Something I will change
is the tiresome education system
Something else I will change
is tribalism and racism
We in Kenya have a lot of work to do

Peace and harmony
is what we want
All are welcome in our peaceful country
making Kenya the place to be

Athman Mohammed

Education, key to success

We children have a right to be educated
but due to high levels of poverty
our dreams are vanishing to nowhere

Thanks to Hatua Likoni, slowly by slowly
We are going to be what we dreamt of
Through education we will be what we want

We are the people who are going to change Likoni
as fortune knocks once at every man's door
Let's use the opportunity of scholarship
and be someone important to Likoni

For everyone is wishing to be useful
and important in their community
education really is the key to success.

am thinking I have to iron my school uniform and have a lot to do today

Fridah Makokha

My Country Kenya

My country Kenya, I love it.
It is like a shining star in the sea
full of wealth and blessings
I love my country

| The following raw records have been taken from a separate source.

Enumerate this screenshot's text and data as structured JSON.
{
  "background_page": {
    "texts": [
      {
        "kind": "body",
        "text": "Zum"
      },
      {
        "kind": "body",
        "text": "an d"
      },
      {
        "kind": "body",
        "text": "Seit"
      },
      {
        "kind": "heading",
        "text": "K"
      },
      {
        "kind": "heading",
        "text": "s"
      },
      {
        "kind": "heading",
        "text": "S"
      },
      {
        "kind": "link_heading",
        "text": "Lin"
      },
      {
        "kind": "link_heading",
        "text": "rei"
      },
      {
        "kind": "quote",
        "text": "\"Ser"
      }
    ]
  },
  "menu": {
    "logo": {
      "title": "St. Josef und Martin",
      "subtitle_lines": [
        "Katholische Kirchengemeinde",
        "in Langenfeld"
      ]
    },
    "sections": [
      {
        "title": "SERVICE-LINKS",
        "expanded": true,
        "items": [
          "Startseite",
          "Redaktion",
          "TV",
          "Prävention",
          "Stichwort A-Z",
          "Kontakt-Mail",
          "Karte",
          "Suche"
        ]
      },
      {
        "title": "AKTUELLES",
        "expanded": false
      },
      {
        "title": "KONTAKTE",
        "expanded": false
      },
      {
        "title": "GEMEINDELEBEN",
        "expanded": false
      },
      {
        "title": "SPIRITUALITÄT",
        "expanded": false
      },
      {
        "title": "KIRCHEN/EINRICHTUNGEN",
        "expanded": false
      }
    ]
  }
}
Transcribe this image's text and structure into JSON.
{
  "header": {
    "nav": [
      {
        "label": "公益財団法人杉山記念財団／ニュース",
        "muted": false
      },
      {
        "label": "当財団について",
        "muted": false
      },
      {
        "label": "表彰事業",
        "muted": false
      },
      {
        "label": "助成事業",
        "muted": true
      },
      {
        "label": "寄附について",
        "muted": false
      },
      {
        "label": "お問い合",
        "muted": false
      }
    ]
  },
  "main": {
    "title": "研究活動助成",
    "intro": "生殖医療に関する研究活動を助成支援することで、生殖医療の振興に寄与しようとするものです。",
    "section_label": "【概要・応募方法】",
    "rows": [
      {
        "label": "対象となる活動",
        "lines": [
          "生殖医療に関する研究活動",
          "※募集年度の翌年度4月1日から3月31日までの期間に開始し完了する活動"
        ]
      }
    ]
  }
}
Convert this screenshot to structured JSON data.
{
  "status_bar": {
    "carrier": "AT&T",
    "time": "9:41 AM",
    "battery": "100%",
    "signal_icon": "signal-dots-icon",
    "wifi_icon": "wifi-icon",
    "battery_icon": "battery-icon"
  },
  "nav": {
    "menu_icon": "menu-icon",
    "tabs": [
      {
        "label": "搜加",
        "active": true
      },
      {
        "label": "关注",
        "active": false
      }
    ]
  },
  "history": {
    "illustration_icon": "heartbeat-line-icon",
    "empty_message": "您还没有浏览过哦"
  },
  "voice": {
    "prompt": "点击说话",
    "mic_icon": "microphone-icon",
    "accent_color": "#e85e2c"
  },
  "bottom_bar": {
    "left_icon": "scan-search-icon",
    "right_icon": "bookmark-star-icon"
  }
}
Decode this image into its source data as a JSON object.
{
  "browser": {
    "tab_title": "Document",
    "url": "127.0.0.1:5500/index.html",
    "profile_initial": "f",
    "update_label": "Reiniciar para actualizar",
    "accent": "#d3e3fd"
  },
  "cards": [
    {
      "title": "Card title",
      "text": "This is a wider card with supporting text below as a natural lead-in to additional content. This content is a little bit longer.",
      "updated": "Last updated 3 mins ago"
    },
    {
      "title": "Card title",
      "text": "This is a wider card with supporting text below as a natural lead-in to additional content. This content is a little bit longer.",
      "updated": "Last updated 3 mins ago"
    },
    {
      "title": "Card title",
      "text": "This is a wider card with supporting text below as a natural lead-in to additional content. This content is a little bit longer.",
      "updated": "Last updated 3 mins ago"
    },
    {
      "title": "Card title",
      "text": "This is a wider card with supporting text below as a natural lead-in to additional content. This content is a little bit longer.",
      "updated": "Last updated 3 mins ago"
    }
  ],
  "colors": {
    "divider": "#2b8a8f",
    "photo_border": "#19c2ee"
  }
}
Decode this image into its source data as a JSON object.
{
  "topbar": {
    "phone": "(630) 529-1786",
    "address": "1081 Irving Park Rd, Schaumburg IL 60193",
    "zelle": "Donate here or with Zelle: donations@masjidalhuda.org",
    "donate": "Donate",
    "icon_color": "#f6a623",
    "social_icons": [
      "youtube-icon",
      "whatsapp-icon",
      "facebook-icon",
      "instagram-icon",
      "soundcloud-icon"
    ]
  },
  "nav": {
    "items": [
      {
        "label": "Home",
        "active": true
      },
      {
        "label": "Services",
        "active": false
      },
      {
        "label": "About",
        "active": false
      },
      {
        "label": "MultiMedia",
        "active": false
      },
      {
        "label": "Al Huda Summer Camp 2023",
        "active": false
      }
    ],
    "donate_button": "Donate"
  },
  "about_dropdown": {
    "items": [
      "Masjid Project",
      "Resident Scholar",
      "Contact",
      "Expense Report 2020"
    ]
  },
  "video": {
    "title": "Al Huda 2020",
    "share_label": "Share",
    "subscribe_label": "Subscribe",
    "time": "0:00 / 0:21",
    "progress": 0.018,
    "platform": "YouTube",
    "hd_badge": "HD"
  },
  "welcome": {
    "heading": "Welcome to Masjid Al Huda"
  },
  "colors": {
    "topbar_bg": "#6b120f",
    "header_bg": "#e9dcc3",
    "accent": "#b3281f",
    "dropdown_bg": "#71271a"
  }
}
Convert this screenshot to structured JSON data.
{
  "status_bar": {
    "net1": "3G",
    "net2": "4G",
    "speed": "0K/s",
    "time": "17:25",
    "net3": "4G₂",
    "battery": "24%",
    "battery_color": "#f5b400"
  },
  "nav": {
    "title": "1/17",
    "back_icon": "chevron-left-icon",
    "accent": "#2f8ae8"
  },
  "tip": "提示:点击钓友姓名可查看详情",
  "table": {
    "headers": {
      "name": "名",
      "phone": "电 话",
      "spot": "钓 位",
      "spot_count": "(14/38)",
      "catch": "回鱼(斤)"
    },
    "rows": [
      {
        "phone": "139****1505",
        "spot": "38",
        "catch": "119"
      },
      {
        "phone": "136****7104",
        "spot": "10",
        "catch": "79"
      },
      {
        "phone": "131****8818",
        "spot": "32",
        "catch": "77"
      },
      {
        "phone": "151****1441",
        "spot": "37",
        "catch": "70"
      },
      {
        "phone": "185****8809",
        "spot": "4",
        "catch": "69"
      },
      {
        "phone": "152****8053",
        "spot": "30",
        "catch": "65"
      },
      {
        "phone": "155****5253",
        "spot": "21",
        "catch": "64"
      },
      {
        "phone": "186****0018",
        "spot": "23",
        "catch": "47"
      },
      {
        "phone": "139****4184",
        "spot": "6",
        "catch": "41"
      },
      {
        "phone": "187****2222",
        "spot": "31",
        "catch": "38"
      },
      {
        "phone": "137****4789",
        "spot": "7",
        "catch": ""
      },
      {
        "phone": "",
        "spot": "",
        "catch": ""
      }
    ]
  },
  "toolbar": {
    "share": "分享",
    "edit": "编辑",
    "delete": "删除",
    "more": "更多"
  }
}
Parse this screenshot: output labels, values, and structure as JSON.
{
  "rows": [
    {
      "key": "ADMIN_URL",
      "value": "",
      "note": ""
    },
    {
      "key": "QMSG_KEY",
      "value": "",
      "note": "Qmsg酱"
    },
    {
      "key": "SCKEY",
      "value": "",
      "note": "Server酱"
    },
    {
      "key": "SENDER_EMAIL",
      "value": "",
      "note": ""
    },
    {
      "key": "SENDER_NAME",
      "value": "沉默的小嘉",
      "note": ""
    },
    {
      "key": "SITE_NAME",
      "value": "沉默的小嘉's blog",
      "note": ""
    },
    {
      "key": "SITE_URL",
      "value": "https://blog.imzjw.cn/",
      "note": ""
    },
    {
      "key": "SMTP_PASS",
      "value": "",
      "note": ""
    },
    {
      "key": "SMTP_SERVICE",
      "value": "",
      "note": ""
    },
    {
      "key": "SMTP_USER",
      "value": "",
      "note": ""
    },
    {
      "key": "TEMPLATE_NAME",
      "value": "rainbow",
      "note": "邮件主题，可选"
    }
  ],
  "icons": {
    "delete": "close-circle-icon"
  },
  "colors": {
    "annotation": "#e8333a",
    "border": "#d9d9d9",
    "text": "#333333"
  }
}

A country full of honey flowing,
beautiful scenery and natural resources
Truly, I love my country

Kenya is like a highway passing
across the sea of success.
Appearing from each corner of the horizon
here come different tribes full of thoughts,
habits and characters to achieve their destiny
Surely, I love my country

Samuel Kimwele

Tuesday, October 9, 2012

Ben Levey receives award for the LCFL

Founder and Director of the Likoni Community Football League (LCFL) Ben Levey was recently presented with an award in recognition of his work with the LCFL at the 2nd Kenya Diaspora meeting held in Arlington, Virginia Washington D.C.

Hatua Likoni works very closely with the LCFL, which has grown hugely since the first organized match was played in May 2011; now 26 teams from around Likoni play in the league, which has just finished its fourth season, and a girls league is being created - just last month the LCFL sent a girls team to take part in the Mathare Youth Soccer Association (MYSA) Girls Soccer Tournament in Nairobi for the first time.

The story of Ben's award featured in Jamhuri Magazine.

Ben says, "The most important thing that this article does not discuss is how all the coaches in Likoni are working together to make this happen. PAMOJA... Kevin Odhiambo Wambura and Yusuf Mwabundu and all the coaches in Likoni should be receiving this award!"

"Receiving this award is awesome," Kevin says, "recognition for our work really gives us and the coaches motivation to continue doing what we are doing and bringing about change."

Congratulations to our friends at the LCFL for this great award of recognition!

Check out the LCFL's great work at their website.